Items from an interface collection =
════════════════

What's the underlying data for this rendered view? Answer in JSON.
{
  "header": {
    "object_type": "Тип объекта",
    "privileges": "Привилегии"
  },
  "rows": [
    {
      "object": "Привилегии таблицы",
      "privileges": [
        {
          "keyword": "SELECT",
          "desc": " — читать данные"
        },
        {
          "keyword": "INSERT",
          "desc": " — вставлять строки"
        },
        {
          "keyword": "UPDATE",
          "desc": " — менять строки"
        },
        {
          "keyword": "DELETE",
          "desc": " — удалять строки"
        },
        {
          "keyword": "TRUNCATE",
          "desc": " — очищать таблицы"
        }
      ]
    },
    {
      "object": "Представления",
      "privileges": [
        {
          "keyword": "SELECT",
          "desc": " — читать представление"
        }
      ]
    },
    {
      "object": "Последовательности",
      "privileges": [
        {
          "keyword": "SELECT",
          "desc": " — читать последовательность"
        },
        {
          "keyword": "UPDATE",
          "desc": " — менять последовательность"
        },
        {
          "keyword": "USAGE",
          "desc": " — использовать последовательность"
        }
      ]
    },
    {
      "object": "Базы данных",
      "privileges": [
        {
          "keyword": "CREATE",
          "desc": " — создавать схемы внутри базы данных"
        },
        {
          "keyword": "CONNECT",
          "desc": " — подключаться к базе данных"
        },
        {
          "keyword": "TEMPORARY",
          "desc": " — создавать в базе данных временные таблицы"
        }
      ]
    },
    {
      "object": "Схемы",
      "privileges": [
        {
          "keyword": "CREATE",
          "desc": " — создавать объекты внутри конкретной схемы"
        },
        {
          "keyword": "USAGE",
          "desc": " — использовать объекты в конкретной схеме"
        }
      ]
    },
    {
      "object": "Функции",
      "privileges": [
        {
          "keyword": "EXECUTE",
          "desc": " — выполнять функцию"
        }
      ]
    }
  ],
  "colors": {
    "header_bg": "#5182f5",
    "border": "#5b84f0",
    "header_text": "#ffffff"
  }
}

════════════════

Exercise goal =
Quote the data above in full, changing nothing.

Answer area =
What's the underlying data for this rendered view? Answer in JSON.
{
  "header": {
    "object_type": "Тип объекта",
    "privileges": "Привилегии"
  },
  "rows": [
    {
      "object": "Привилегии таблицы",
      "privileges": [
        {
          "keyword": "SELECT",
          "desc": " — читать данные"
        },
        {
          "keyword": "INSERT",
          "desc": " — вставлять строки"
        },
        {
          "keyword": "UPDATE",
          "desc": " — менять строки"
        },
        {
          "keyword": "DELETE",
          "desc": " — удалять строки"
        },
        {
          "keyword": "TRUNCATE",
          "desc": " — очищать таблицы"
        }
      ]
    },
    {
      "object": "Представления",
      "privileges": [
        {
          "keyword": "SELECT",
          "desc": " — читать представление"
        }
      ]
    },
    {
      "object": "Последовательности",
      "privileges": [
        {
          "keyword": "SELECT",
          "desc": " — читать последовательность"
        },
        {
          "keyword": "UPDATE",
          "desc": " — менять последовательность"
        },
        {
          "keyword": "USAGE",
          "desc": " — использовать последовательность"
        }
      ]
    },
    {
      "object": "Базы данных",
      "privileges": [
        {
          "keyword": "CREATE",
          "desc": " — создавать схемы внутри базы данных"
        },
        {
          "keyword": "CONNECT",
          "desc": " — подключаться к базе данных"
        },
        {
          "keyword": "TEMPORARY",
          "desc": " — создавать в базе данных временные таблицы"
        }
      ]
    },
    {
      "object": "Схемы",
      "privileges": [
        {
          "keyword": "CREATE",
          "desc": " — создавать объекты внутри конкретной схемы"
        },
        {
          "keyword": "USAGE",
          "desc": " — использовать объекты в конкретной схеме"
        }
      ]
    },
    {
      "object": "Функции",
      "privileges": [
        {
          "keyword": "EXECUTE",
          "desc": " — выполнять функцию"
        }
      ]
    }
  ],
  "colors": {
    "header_bg": "#5182f5",
    "border": "#5b84f0",
    "header_text": "#ffffff"
  }
}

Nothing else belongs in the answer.